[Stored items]
::::::

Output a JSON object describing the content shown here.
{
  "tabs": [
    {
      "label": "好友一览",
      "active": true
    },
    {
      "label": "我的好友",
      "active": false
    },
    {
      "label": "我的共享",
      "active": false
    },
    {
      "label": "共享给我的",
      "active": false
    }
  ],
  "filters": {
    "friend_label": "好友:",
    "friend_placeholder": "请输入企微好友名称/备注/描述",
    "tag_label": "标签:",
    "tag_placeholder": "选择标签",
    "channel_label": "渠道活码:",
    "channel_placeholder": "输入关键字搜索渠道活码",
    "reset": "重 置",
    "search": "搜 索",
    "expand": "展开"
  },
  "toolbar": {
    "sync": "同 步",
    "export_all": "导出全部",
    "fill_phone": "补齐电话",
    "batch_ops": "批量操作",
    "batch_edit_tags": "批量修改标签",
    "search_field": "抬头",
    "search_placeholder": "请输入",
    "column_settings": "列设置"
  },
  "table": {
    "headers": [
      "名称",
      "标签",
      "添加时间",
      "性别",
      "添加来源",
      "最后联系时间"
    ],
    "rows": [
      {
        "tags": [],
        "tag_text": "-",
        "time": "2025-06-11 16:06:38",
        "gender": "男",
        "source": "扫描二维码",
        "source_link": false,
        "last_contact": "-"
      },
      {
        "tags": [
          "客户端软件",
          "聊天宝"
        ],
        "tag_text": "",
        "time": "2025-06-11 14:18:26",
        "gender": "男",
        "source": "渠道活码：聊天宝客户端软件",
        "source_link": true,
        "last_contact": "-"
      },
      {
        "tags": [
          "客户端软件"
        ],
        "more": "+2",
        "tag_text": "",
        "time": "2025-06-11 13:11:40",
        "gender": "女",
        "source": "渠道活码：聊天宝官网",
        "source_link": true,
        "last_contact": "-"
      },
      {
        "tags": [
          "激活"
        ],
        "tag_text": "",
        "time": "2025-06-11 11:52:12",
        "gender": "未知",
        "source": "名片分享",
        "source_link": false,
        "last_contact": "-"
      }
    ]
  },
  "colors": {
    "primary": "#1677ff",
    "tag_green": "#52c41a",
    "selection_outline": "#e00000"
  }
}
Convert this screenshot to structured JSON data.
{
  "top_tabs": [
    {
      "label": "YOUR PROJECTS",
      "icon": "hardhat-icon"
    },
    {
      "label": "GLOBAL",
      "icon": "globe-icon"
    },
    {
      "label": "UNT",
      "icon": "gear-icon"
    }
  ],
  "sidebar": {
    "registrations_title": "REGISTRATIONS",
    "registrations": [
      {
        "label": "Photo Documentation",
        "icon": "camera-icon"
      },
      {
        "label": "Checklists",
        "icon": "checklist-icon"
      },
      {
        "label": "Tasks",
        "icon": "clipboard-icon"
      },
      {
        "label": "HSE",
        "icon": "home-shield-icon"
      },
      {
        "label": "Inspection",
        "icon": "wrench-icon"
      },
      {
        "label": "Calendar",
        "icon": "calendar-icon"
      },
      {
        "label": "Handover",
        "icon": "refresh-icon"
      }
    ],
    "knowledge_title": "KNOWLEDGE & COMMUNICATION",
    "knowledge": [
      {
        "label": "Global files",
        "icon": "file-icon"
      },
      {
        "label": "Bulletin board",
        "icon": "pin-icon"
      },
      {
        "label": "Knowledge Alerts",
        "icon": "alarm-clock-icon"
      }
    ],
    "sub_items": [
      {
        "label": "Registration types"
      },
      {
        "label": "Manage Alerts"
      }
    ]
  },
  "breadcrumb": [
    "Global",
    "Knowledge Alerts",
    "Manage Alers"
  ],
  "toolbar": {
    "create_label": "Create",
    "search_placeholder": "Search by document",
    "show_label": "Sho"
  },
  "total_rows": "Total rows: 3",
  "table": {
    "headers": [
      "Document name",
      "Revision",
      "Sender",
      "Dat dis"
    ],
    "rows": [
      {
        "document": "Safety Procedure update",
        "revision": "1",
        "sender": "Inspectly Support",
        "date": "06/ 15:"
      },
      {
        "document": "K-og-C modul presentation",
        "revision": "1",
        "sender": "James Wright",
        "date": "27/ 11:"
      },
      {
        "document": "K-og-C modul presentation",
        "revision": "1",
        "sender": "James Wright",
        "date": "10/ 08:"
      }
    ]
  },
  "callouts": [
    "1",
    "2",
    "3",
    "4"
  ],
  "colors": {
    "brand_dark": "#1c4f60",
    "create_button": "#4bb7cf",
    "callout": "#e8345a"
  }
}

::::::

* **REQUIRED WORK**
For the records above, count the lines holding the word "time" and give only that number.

* **TASK RESPONSE**
4